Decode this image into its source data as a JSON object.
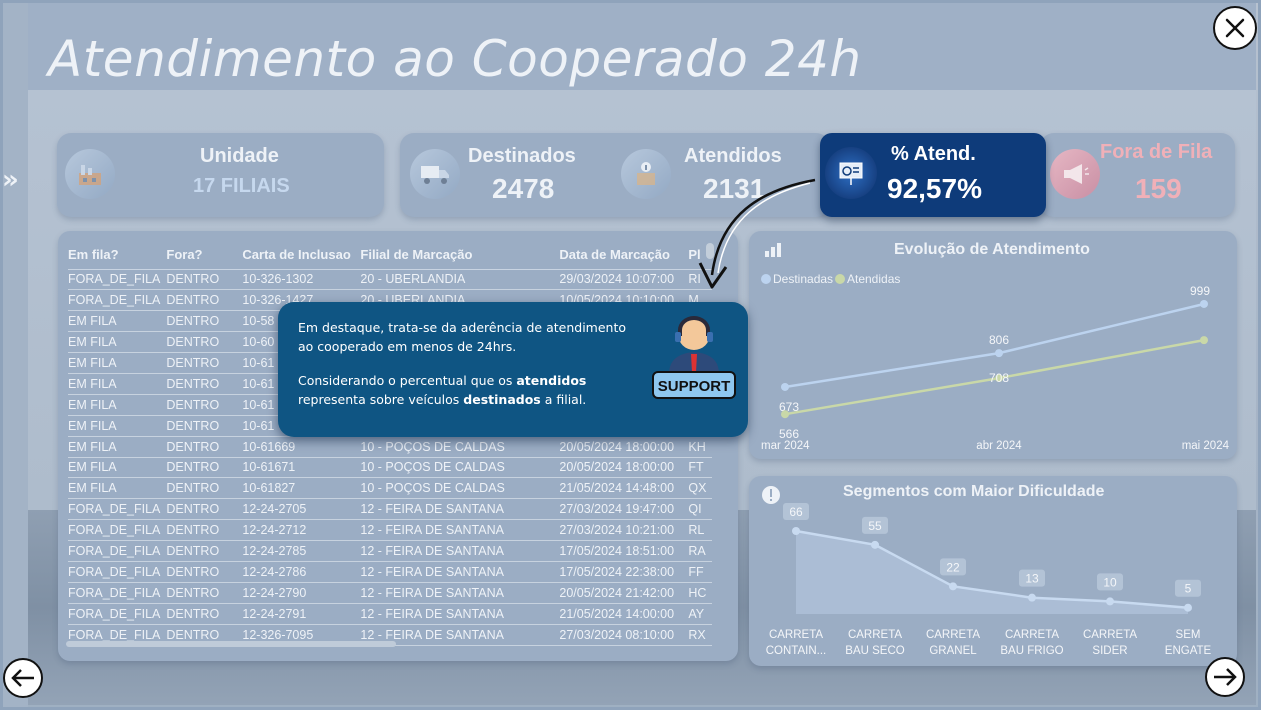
{
  "title": "Atendimento ao Cooperado 24h",
  "kpis": {
    "unidade": {
      "label": "Unidade",
      "value": "17 FILIAIS"
    },
    "destinados": {
      "label": "Destinados",
      "value": "2478"
    },
    "atendidos": {
      "label": "Atendidos",
      "value": "2131"
    },
    "pct_atend": {
      "label": "% Atend.",
      "value": "92,57%"
    },
    "fora_de_fila": {
      "label": "Fora de Fila",
      "value": "159"
    }
  },
  "table": {
    "columns": [
      "Em fila?",
      "Fora?",
      "Carta de Inclusao",
      "Filial de Marcação",
      "Data de Marcação",
      "Pl"
    ],
    "rows": [
      [
        "FORA_DE_FILA",
        "DENTRO",
        "10-326-1302",
        "20 - UBERLANDIA",
        "29/03/2024 10:07:00",
        "RI"
      ],
      [
        "FORA_DE_FILA",
        "DENTRO",
        "10-326-1427",
        "20 - UBERLANDIA",
        "10/05/2024 10:10:00",
        "M"
      ],
      [
        "EM FILA",
        "DENTRO",
        "10-58",
        "",
        "",
        ""
      ],
      [
        "EM FILA",
        "DENTRO",
        "10-60",
        "",
        "",
        ""
      ],
      [
        "EM FILA",
        "DENTRO",
        "10-61",
        "",
        "",
        ""
      ],
      [
        "EM FILA",
        "DENTRO",
        "10-61",
        "",
        "",
        ""
      ],
      [
        "EM FILA",
        "DENTRO",
        "10-61",
        "",
        "",
        ""
      ],
      [
        "EM FILA",
        "DENTRO",
        "10-61",
        "",
        "",
        ""
      ],
      [
        "EM FILA",
        "DENTRO",
        "10-61669",
        "10 - POÇOS DE CALDAS",
        "20/05/2024 18:00:00",
        "KH"
      ],
      [
        "EM FILA",
        "DENTRO",
        "10-61671",
        "10 - POÇOS DE CALDAS",
        "20/05/2024 18:00:00",
        "FT"
      ],
      [
        "EM FILA",
        "DENTRO",
        "10-61827",
        "10 - POÇOS DE CALDAS",
        "21/05/2024 14:48:00",
        "QX"
      ],
      [
        "FORA_DE_FILA",
        "DENTRO",
        "12-24-2705",
        "12 - FEIRA DE SANTANA",
        "27/03/2024 19:47:00",
        "QI"
      ],
      [
        "FORA_DE_FILA",
        "DENTRO",
        "12-24-2712",
        "12 - FEIRA DE SANTANA",
        "27/03/2024 10:21:00",
        "RL"
      ],
      [
        "FORA_DE_FILA",
        "DENTRO",
        "12-24-2785",
        "12 - FEIRA DE SANTANA",
        "17/05/2024 18:51:00",
        "RA"
      ],
      [
        "FORA_DE_FILA",
        "DENTRO",
        "12-24-2786",
        "12 - FEIRA DE SANTANA",
        "17/05/2024 22:38:00",
        "FF"
      ],
      [
        "FORA_DE_FILA",
        "DENTRO",
        "12-24-2790",
        "12 - FEIRA DE SANTANA",
        "20/05/2024 21:42:00",
        "HC"
      ],
      [
        "FORA_DE_FILA",
        "DENTRO",
        "12-24-2791",
        "12 - FEIRA DE SANTANA",
        "21/05/2024 14:00:00",
        "AY"
      ],
      [
        "FORA_DE_FILA",
        "DENTRO",
        "12-326-7095",
        "12 - FEIRA DE SANTANA",
        "27/03/2024 08:10:00",
        "RX"
      ]
    ]
  },
  "callout": {
    "line1": "Em destaque, trata-se da aderência de atendimento ao cooperado em menos de 24hrs.",
    "line2_pre": "Considerando o percentual que os ",
    "line2_b1": "atendidos",
    "line2_mid": " representa sobre veículos ",
    "line2_b2": "destinados",
    "line2_post": " a filial.",
    "badge": "SUPPORT"
  },
  "evolucao": {
    "title": "Evolução de Atendimento",
    "legend": [
      "Destinadas",
      "Atendidas"
    ]
  },
  "segmentos": {
    "title": "Segmentos com Maior Dificuldade"
  },
  "chart_data": [
    {
      "type": "line",
      "title": "Evolução de Atendimento",
      "categories": [
        "mar 2024",
        "abr 2024",
        "mai 2024"
      ],
      "series": [
        {
          "name": "Destinadas",
          "values": [
            673,
            806,
            999
          ],
          "color": "#bcd3ef"
        },
        {
          "name": "Atendidas",
          "values": [
            566,
            708,
            857
          ],
          "color": "#c9d8a8"
        }
      ]
    },
    {
      "type": "area",
      "title": "Segmentos com Maior Dificuldade",
      "categories": [
        "CARRETA CONTAIN...",
        "CARRETA BAU SECO",
        "CARRETA GRANEL",
        "CARRETA BAU FRIGO",
        "CARRETA SIDER",
        "SEM ENGATE"
      ],
      "values": [
        66,
        55,
        22,
        13,
        10,
        5
      ],
      "color": "#b8cbe4"
    }
  ],
  "colors": {
    "highlight": "#0e3b7a",
    "callout": "#0f5583",
    "fora_de_fila": "#f0b0b8"
  }
}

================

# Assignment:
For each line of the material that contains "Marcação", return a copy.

# Written answer:
      "Filial de Marcação",
      "Data de Marcação",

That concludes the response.